- Live Tiles – These are the home screen’s icons, and they update with fresh info like email counts, messages, phone calls etc.
- The App Bar – a semi-persistent menu/taskbar that hides deeper actions—like starting a new email, or popping up the keyboard, or switching tabs in Internet Explorer. It’s a great concept as it gives you more screen real estate when you need it.
It’s all about communication
So the other day I saw a 196 page manual on another smart phone device. But what was so funny to me was that on the last page were three paragraphs and a few small bullet points, with a page title “How to use your smart phone as a phone”
Listen, if you did not know, its a phone, for goodness sake. It’s not a PC, or a Digital camera, or a portable gaming device, or a palm DVD player.
That’s what’s important for me, communication.

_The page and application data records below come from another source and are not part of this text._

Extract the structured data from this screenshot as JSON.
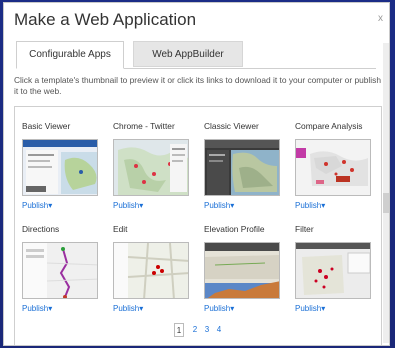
{
  "dialog": {
    "title": "Make a Web Application",
    "close_glyph": "x"
  },
  "tabs": [
    {
      "label": "Configurable Apps",
      "active": true
    },
    {
      "label": "Web AppBuilder",
      "active": false
    }
  ],
  "instruction": "Click a template's thumbnail to preview it or click its links to download it to your computer or publish it to the web.",
  "templates": [
    {
      "name": "Basic Viewer",
      "action": "Publish▾",
      "thumb_icon": "basic-viewer-map-thumbnail"
    },
    {
      "name": "Chrome - Twitter",
      "action": "Publish▾",
      "thumb_icon": "chrome-twitter-map-thumbnail"
    },
    {
      "name": "Classic Viewer",
      "action": "Publish▾",
      "thumb_icon": "classic-viewer-map-thumbnail"
    },
    {
      "name": "Compare Analysis",
      "action": "Publish▾",
      "thumb_icon": "compare-analysis-map-thumbnail"
    },
    {
      "name": "Directions",
      "action": "Publish▾",
      "thumb_icon": "directions-map-thumbnail"
    },
    {
      "name": "Edit",
      "action": "Publish▾",
      "thumb_icon": "edit-map-thumbnail"
    },
    {
      "name": "Elevation Profile",
      "action": "Publish▾",
      "thumb_icon": "elevation-profile-map-thumbnail"
    },
    {
      "name": "Filter",
      "action": "Publish▾",
      "thumb_icon": "filter-map-thumbnail"
    }
  ],
  "pagination": {
    "pages": [
      "1",
      "2",
      "3",
      "4"
    ],
    "current": "1"
  },
  "colors": {
    "backdrop": "#1a2a7a",
    "link": "#1a6fd6",
    "tab_inactive": "#e6e6e6"
  }
}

I buy a phone because I want to communicate with people. If I wanted a camera, I would have bought a top of the range Digital SLR, if I wanted a gaming device I would have bought a Nintendo DS or a PSP. But I want a phone because I want to communicate with people.
This is what impressed me the most about the new Windows Phone 7. For me it seems that there is a lot of thought gone into this.
The people hub is what impressed me the most. Whether you communicate via Windows Live, Facebook, mail such as Google mail or Yahoo! mail or Outlook or other pop mail, it all comes together in the peoples table.
Even an added app for Twitter, and other micro blogging Social media services, just brings the great wide world so much closer.
My Windows Live, Google contacts, Facebook contacts were all integrated once I had set up those accounts. Once I had my contacts downloaded I could then link them all up.
If my Facebook contacts did not display their home phone number or mobile phone number, but my Google or Windows Live contacts did, or even my own phone contacts had those numbers, I would just link the contacts together.
What this did was give me one contact area where I could communicate in any form I chose, and have all the information I needed about that person. I could even stay up to date with that communication via Facebook Windows live and the like.
It all comes together in the peoples tab. As I select a particular contact I am presented with a myriad of ways to communicate with them.
Whether by mobile phone, land line, email I can do all that. I can even write on their Facebook wall, view their blog or website, send them email to all or any of their many listed email addresses.
Then there is all sorts of other information available to me. Obviously if made available via the contact. Information like birthdays, anniversary, spouse, and children.
I can and do know everything about this contact, and in fact I can communicate with them in any and every way I choose.
For me, this is what mobile phones are all about, It’s about communication.
There is still a lot that needs to be said. I haven’t covered a lot of what’s available in Windows phone 7. But never fear, I will be doing this in subsequent posts.
But the verdict is, I like. Look it’s not perfect, but then again neither were any of the other competitive OS’s at first.
I think the success of Windows Phone 7 is in the App market. If developers take this on and start developing useful apps, then the sky’s the limit.
So stay tuned, in the next two to three posts I will review more aspects of Windows Phone 7. I bet you can’t wait.
But in the mean time, let me know what you think of Windows Phone 7. Is it a Yay or Nay?
To be continued …